FIG. 4 represents the illustration of the method of construction of the trailer portion of a refrigerated truck. The metal exterior 62 is fixed to a multiplicity of beams or structural members 64 which are connected to the floor frame of the trailer. A layer of foam insulation 50 is then blown in between each of the beams against the inside of the exterior of a suitable material at a depth approximately equal to the width of each beam. A wooden header 80 is laterally connected near the top of each beam 64 so that the lip 90 of the refrigeration panel 6 can be attached thereto to hold the refrigeration panel 6 in place. The space between each adjacent panel 68 is then sprayed with foam at a depth approximately equal to the depth of the refrigeration panel 6. The foam areas 64 are then covered with a protective metal plate 70.
FIG. 5 also depicts an alternate embodiment of the means for attaching refrigeration panel 6 to the interior surface of the container 62. Bracket 92 interconnects panel 6 to beams 64 by fastening means 94.

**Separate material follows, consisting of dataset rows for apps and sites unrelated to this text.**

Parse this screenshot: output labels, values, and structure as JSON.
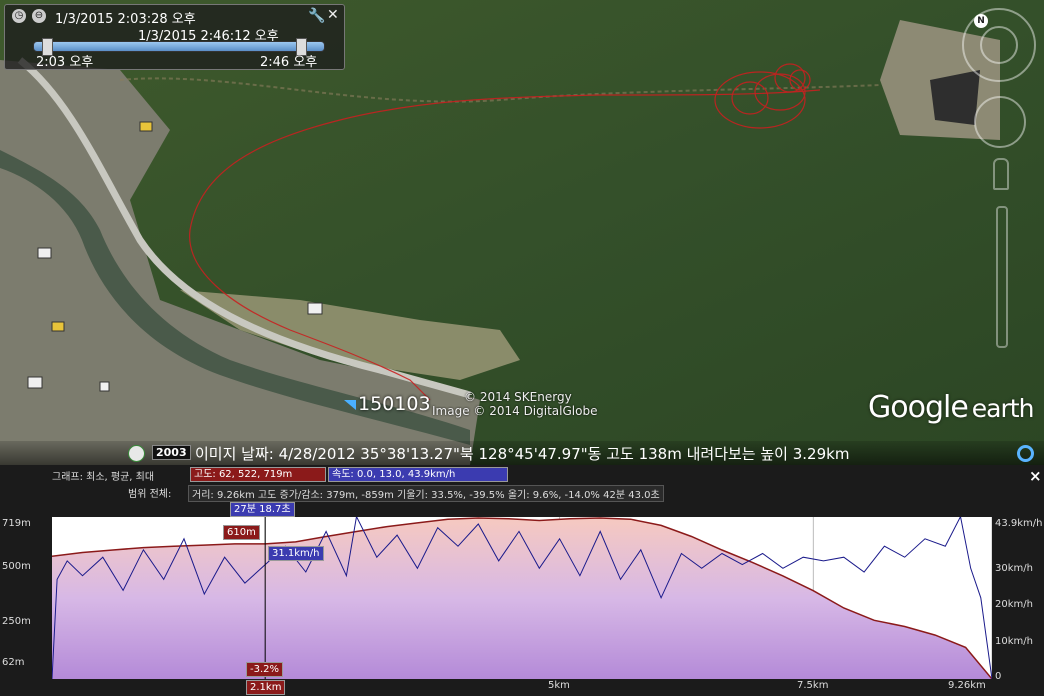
{
  "time_slider": {
    "start_datetime": "1/3/2015   2:03:28 오후",
    "end_datetime": "1/3/2015   2:46:12 오후",
    "start_label": "2:03 오후",
    "end_label": "2:46 오후"
  },
  "map": {
    "placemark_label": "150103",
    "copyright_1": "© 2014 SKEnergy",
    "copyright_2": "Image © 2014 DigitalGlobe",
    "logo_google": "Google",
    "logo_earth": "earth",
    "nav_north": "N"
  },
  "status_bar": {
    "imagery_year": "2003",
    "text": "이미지 날짜: 4/28/2012     35°38'13.27\"북 128°45'47.97\"동  고도     138m     내려다보는 높이     3.29km"
  },
  "profile": {
    "graph_label": "그래프: 최소, 평균, 최대",
    "altitude_stat": "고도: 62, 522, 719m",
    "speed_stat": "속도: 0.0, 13.0, 43.9km/h",
    "range_label": "범위 전체:",
    "range_stats": "거리: 9.26km 고도 증가/감소: 379m, -859m 기울기: 33.5%, -39.5% 올기: 9.6%, -14.0% 42분 43.0초",
    "cursor_time": "27분 18.7초",
    "cursor_altitude": "610m",
    "cursor_speed": "31.1km/h",
    "cursor_slope": "-3.2%",
    "cursor_distance": "2.1km",
    "close_icon": "×",
    "altitude_color": "#8b1a1a",
    "speed_color": "#1a1a8b"
  },
  "chart_data": {
    "type": "line",
    "x_unit": "km",
    "xlim": [
      0,
      9.26
    ],
    "x_ticks": [
      "2.1km",
      "5km",
      "7.5km",
      "9.26km"
    ],
    "x_tick_values": [
      2.1,
      5,
      7.5,
      9.26
    ],
    "left_axis": {
      "ticks": [
        "719m",
        "500m",
        "250m",
        "62m"
      ],
      "tick_values": [
        719,
        500,
        250,
        62
      ],
      "ylim": [
        62,
        719
      ]
    },
    "right_axis": {
      "ticks": [
        "43.9km/h",
        "30km/h",
        "20km/h",
        "10km/h",
        "0"
      ],
      "tick_values": [
        43.9,
        30,
        20,
        10,
        0
      ],
      "ylim": [
        0,
        43.9
      ]
    },
    "series": [
      {
        "name": "고도",
        "axis": "left",
        "x": [
          0,
          0.3,
          0.6,
          0.9,
          1.2,
          1.5,
          1.8,
          2.1,
          2.4,
          2.7,
          3.0,
          3.3,
          3.6,
          3.9,
          4.2,
          4.5,
          4.8,
          5.1,
          5.4,
          5.7,
          6.0,
          6.3,
          6.6,
          6.9,
          7.2,
          7.5,
          7.8,
          8.1,
          8.4,
          8.7,
          9.0,
          9.26
        ],
        "values": [
          560,
          575,
          585,
          595,
          600,
          605,
          610,
          610,
          618,
          640,
          660,
          680,
          695,
          710,
          715,
          712,
          705,
          712,
          715,
          710,
          685,
          640,
          585,
          535,
          480,
          420,
          350,
          300,
          275,
          240,
          190,
          62
        ]
      },
      {
        "name": "속도",
        "axis": "right",
        "x": [
          0,
          0.05,
          0.15,
          0.3,
          0.5,
          0.7,
          0.9,
          1.1,
          1.3,
          1.5,
          1.7,
          1.9,
          2.1,
          2.3,
          2.5,
          2.7,
          2.9,
          3.0,
          3.2,
          3.4,
          3.6,
          3.8,
          4.0,
          4.2,
          4.4,
          4.6,
          4.8,
          5.0,
          5.2,
          5.4,
          5.6,
          5.8,
          6.0,
          6.2,
          6.4,
          6.6,
          6.8,
          7.0,
          7.2,
          7.4,
          7.6,
          7.8,
          8.0,
          8.2,
          8.4,
          8.6,
          8.8,
          8.95,
          9.05,
          9.15,
          9.26
        ],
        "values": [
          0,
          27,
          32,
          28,
          33,
          24,
          35,
          27,
          38,
          23,
          33,
          26,
          31,
          36,
          29,
          40,
          28,
          44,
          33,
          39,
          30,
          41,
          36,
          42,
          32,
          40,
          30,
          38,
          28,
          40,
          27,
          35,
          22,
          34,
          30,
          34,
          31,
          34,
          30,
          33,
          32,
          33,
          29,
          36,
          33,
          38,
          36,
          44,
          30,
          22,
          0
        ]
      }
    ]
  }
}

The instant invention has been shown and described herein in what is considered to be the most practical and preferred embodiment. It is recognized, however, that departures may be made therefrom within the scope of the invention and that obvious modifications will occur to a person skilled in the art.